### Record excerpts
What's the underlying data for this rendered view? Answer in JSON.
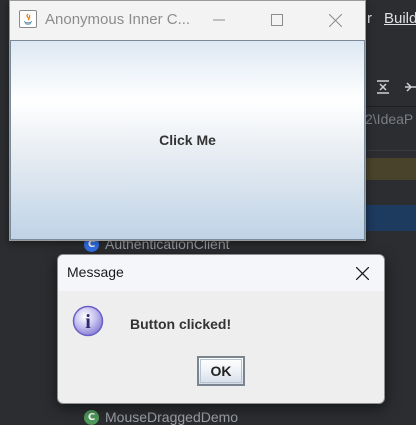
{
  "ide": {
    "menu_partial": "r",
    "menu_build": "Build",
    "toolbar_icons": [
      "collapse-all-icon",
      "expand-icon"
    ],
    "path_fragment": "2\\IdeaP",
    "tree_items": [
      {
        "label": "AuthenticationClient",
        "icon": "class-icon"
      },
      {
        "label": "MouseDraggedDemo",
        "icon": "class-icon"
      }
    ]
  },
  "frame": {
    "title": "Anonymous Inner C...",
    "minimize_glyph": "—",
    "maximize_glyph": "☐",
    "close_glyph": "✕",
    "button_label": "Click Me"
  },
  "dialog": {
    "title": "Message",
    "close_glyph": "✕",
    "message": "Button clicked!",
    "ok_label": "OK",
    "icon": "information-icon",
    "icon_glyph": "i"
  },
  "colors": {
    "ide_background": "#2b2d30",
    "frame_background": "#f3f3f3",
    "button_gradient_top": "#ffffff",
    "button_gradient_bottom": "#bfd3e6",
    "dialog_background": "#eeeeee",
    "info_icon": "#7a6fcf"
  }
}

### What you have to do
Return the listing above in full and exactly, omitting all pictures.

### Response box
What's the underlying data for this rendered view? Answer in JSON.
{
  "ide": {
    "menu_partial": "r",
    "menu_build": "Build",
    "toolbar_icons": [
      "collapse-all-icon",
      "expand-icon"
    ],
    "path_fragment": "2\\IdeaP",
    "tree_items": [
      {
        "label": "AuthenticationClient",
        "icon": "class-icon"
      },
      {
        "label": "MouseDraggedDemo",
        "icon": "class-icon"
      }
    ]
  },
  "frame": {
    "title": "Anonymous Inner C...",
    "minimize_glyph": "—",
    "maximize_glyph": "☐",
    "close_glyph": "✕",
    "button_label": "Click Me"
  },
  "dialog": {
    "title": "Message",
    "close_glyph": "✕",
    "message": "Button clicked!",
    "ok_label": "OK",
    "icon": "information-icon",
    "icon_glyph": "i"
  },
  "colors": {
    "ide_background": "#2b2d30",
    "frame_background": "#f3f3f3",
    "button_gradient_top": "#ffffff",
    "button_gradient_bottom": "#bfd3e6",
    "dialog_background": "#eeeeee",
    "info_icon": "#7a6fcf"
  }
}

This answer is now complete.